Crystal clear oxygenated water in the river coe, good enough to drink straight from the banks.

The river Coe bubbling and babbling between its banks on a very windy day

A cold Glencoe reflected on the calm waters of Loch Achtriochtan

A shaft of light adds to the mood of the dark glen

The remembrance monument to the massacre of Glencoe sits quietly beside the river Coe

Wednesday, 15 December 2010

Glencoe and the Lost Valley

The car thermometer was reading minus fourteen degrees centigrade when I stopped at the car park in Glencoe. The recent snowfall had not yet consolidated and there were few other walkers in sight so I opted for an easy walk. I decided to visit the Lost Valley which is reputed to be where the MacDonald’s hid the cattle they rustled and from their neighbours.

The walk follows the Allt Coire Gabhail which flows down between Beinn Fhada and Gearr Aonach after crossing the River Coe by a wooden bridge

Then the path rises quite steeply as it weaves through the silver birch trees

Splattered with frost and snow, the silver birch looked very spectacular in the early morning light.

As the path headed for the open hillside, I was conscious of the steep slopes into the Allt Coire Gabhail. Quite a few people over the years, have disappeared down the slippery slopes into the burn and not made it back.

However, with a little bit of care, its not difficult to get to the Lost Valley. The path crosses the burn further up. This photo was taken just below the entrance to the Lost Valley and is looking back into Glencoe.

Not much further, and I took this one from inside the Valley looking across to the sunlit mountains that form the Aonach Eagach

It was like been shut in a deep freeze, standing alone in the valley with was not a single sound to be heard. The high valley walls shielded the sound of the traffic passing through Glen Coe.

Its not too often in life when you can hear absolute silence and it’s a strange feeling. I felt I was a million miles from anywhere. Its one of my favourite walks in Glencoe.

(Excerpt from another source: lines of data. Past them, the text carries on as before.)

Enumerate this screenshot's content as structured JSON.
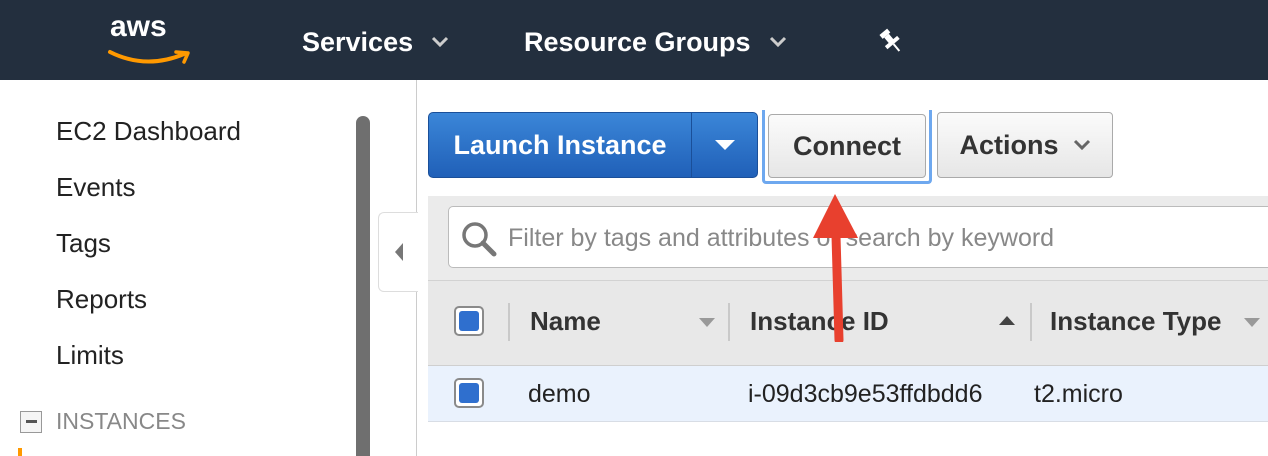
{
  "header": {
    "logo_text": "aws",
    "nav": [
      {
        "label": "Services"
      },
      {
        "label": "Resource Groups"
      }
    ]
  },
  "sidebar": {
    "items": [
      {
        "label": "EC2 Dashboard"
      },
      {
        "label": "Events"
      },
      {
        "label": "Tags"
      },
      {
        "label": "Reports"
      },
      {
        "label": "Limits"
      }
    ],
    "section": {
      "label": "INSTANCES"
    }
  },
  "toolbar": {
    "launch_label": "Launch Instance",
    "connect_label": "Connect",
    "actions_label": "Actions"
  },
  "filter": {
    "placeholder": "Filter by tags and attributes or search by keyword",
    "value": ""
  },
  "table": {
    "columns": [
      "Name",
      "Instance ID",
      "Instance Type"
    ],
    "rows": [
      {
        "name": "demo",
        "instance_id": "i-09d3cb9e53ffdbdd6",
        "instance_type": "t2.micro",
        "selected": true
      }
    ]
  },
  "colors": {
    "header_bg": "#232f3e",
    "primary_button": "#2a6fcc",
    "annotation_arrow": "#e8402e",
    "selected_row": "#eaf2fd"
  }
}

Sadly, I found it too cold to savour the feeling of total isolation for long. I ran back to the car and got the heater going as soon as I could.